* _Your task_: Search the data below, and report every line in which "even" occurs.

* _Material supplied_:

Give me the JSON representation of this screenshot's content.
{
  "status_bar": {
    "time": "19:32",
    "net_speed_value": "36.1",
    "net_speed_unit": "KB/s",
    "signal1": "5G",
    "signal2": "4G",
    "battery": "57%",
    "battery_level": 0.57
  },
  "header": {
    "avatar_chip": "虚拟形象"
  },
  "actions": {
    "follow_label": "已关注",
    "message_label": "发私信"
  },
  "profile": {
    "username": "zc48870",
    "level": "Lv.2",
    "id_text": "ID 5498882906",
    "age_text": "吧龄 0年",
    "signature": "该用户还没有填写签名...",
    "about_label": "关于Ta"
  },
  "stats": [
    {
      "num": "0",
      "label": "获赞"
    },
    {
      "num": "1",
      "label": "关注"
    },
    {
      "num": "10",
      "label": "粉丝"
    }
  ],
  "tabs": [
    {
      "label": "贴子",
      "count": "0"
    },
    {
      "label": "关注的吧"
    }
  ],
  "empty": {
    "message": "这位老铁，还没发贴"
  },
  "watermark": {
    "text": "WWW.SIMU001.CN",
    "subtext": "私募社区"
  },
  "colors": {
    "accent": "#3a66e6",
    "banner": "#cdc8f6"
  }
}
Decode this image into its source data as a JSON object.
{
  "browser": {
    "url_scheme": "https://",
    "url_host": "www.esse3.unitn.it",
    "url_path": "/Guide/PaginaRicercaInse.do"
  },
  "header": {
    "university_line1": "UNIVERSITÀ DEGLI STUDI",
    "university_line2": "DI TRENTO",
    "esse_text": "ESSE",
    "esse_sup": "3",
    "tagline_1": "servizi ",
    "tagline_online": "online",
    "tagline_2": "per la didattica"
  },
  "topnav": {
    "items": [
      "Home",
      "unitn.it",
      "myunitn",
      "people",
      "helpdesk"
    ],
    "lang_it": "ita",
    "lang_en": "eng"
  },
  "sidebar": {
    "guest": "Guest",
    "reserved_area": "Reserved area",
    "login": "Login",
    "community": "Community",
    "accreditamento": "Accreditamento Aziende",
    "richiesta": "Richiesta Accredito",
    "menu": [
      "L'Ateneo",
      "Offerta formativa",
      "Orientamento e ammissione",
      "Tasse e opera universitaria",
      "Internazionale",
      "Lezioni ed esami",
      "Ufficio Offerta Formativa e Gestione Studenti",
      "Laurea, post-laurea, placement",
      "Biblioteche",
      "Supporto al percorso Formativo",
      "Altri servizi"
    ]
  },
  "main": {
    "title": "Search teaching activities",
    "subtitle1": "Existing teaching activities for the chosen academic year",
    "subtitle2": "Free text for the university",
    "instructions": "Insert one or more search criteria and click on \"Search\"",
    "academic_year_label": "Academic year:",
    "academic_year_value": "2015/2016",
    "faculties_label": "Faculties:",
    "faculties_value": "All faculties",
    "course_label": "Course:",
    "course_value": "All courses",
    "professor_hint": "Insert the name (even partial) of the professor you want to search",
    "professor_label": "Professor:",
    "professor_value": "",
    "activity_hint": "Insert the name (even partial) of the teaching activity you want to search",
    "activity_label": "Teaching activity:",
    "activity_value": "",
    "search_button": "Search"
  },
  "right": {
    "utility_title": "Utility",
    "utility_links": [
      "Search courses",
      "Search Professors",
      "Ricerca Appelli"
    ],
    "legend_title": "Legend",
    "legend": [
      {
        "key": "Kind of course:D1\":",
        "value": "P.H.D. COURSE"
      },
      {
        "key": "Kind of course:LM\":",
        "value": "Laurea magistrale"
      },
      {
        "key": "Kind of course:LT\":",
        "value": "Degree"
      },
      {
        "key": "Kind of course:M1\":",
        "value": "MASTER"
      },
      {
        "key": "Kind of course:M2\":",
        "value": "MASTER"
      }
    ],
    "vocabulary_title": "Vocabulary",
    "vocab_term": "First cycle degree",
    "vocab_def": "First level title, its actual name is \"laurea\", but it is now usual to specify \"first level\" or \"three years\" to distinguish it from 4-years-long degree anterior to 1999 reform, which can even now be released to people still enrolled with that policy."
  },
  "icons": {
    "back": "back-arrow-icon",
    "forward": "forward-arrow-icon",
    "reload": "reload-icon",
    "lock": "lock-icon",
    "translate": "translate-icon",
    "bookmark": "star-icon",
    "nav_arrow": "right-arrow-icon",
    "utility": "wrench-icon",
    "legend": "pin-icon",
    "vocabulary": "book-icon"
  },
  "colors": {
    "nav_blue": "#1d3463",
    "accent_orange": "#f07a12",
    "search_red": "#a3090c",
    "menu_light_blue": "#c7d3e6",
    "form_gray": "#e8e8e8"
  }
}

* _Answer to the exercise_:
    "professor_hint": "Insert the name (even partial) of the professor you want to search",
    "activity_hint": "Insert the name (even partial) of the teaching activity you want to search",
    "vocab_def": "First level title, its actual name is \"laurea\", but it is now usual to specify \"first level\" or \"three years\" to distinguish it from 4-years-long degree anterior to 1999 reform, which can even now be released to people still enrolled with that policy."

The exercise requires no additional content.